--- Data excerpts ---

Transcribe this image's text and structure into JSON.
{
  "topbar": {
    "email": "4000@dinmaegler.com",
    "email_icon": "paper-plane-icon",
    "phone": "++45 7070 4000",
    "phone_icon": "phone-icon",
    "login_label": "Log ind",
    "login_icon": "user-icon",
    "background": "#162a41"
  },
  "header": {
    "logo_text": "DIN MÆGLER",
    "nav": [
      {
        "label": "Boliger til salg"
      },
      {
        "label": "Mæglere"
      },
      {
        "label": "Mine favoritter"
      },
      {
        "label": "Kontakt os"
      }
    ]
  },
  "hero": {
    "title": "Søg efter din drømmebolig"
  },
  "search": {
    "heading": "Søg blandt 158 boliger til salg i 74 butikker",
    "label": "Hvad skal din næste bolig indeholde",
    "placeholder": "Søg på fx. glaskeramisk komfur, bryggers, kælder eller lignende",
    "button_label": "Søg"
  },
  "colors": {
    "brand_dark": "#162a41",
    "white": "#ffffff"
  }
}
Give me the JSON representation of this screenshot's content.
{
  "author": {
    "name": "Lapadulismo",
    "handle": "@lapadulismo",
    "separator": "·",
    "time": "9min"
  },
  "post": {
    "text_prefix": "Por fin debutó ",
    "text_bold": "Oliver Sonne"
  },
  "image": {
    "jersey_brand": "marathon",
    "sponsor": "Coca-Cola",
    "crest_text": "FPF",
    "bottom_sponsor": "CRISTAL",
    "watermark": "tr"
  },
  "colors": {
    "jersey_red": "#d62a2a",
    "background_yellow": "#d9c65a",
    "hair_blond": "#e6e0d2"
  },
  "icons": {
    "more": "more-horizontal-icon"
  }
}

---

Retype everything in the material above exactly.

▶ Answer to the problem:
Transcribe this image's text and structure into JSON.
{
  "topbar": {
    "email": "4000@dinmaegler.com",
    "email_icon": "paper-plane-icon",
    "phone": "++45 7070 4000",
    "phone_icon": "phone-icon",
    "login_label": "Log ind",
    "login_icon": "user-icon",
    "background": "#162a41"
  },
  "header": {
    "logo_text": "DIN MÆGLER",
    "nav": [
      {
        "label": "Boliger til salg"
      },
      {
        "label": "Mæglere"
      },
      {
        "label": "Mine favoritter"
      },
      {
        "label": "Kontakt os"
      }
    ]
  },
  "hero": {
    "title": "Søg efter din drømmebolig"
  },
  "search": {
    "heading": "Søg blandt 158 boliger til salg i 74 butikker",
    "label": "Hvad skal din næste bolig indeholde",
    "placeholder": "Søg på fx. glaskeramisk komfur, bryggers, kælder eller lignende",
    "button_label": "Søg"
  },
  "colors": {
    "brand_dark": "#162a41",
    "white": "#ffffff"
  }
}
Give me the JSON representation of this screenshot's content.
{
  "author": {
    "name": "Lapadulismo",
    "handle": "@lapadulismo",
    "separator": "·",
    "time": "9min"
  },
  "post": {
    "text_prefix": "Por fin debutó ",
    "text_bold": "Oliver Sonne"
  },
  "image": {
    "jersey_brand": "marathon",
    "sponsor": "Coca-Cola",
    "crest_text": "FPF",
    "bottom_sponsor": "CRISTAL",
    "watermark": "tr"
  },
  "colors": {
    "jersey_red": "#d62a2a",
    "background_yellow": "#d9c65a",
    "hair_blond": "#e6e0d2"
  },
  "icons": {
    "more": "more-horizontal-icon"
  }
}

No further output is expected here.